Supplied data: Begin

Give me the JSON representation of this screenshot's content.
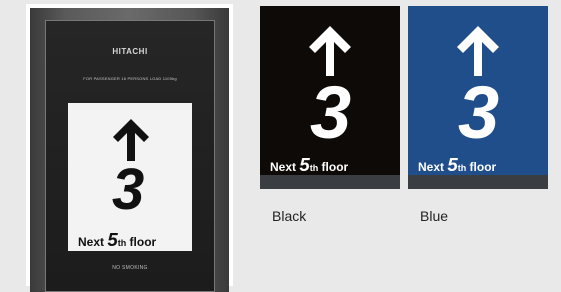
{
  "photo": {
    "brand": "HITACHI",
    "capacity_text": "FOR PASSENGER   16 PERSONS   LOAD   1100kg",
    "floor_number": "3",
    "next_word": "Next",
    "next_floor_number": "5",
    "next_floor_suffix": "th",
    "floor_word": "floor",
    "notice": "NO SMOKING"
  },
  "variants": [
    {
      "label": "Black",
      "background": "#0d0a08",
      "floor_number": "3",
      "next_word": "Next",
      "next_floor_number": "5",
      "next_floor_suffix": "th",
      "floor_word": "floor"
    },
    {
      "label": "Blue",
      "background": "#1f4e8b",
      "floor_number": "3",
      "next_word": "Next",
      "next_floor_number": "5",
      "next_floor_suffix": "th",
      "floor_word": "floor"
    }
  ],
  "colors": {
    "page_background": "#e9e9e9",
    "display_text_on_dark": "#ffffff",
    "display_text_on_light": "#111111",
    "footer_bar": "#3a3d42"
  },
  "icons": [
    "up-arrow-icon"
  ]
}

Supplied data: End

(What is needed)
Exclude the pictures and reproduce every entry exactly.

(Task output)
Give me the JSON representation of this screenshot's content.
{
  "photo": {
    "brand": "HITACHI",
    "capacity_text": "FOR PASSENGER   16 PERSONS   LOAD   1100kg",
    "floor_number": "3",
    "next_word": "Next",
    "next_floor_number": "5",
    "next_floor_suffix": "th",
    "floor_word": "floor",
    "notice": "NO SMOKING"
  },
  "variants": [
    {
      "label": "Black",
      "background": "#0d0a08",
      "floor_number": "3",
      "next_word": "Next",
      "next_floor_number": "5",
      "next_floor_suffix": "th",
      "floor_word": "floor"
    },
    {
      "label": "Blue",
      "background": "#1f4e8b",
      "floor_number": "3",
      "next_word": "Next",
      "next_floor_number": "5",
      "next_floor_suffix": "th",
      "floor_word": "floor"
    }
  ],
  "colors": {
    "page_background": "#e9e9e9",
    "display_text_on_dark": "#ffffff",
    "display_text_on_light": "#111111",
    "footer_bar": "#3a3d42"
  },
  "icons": [
    "up-arrow-icon"
  ]
}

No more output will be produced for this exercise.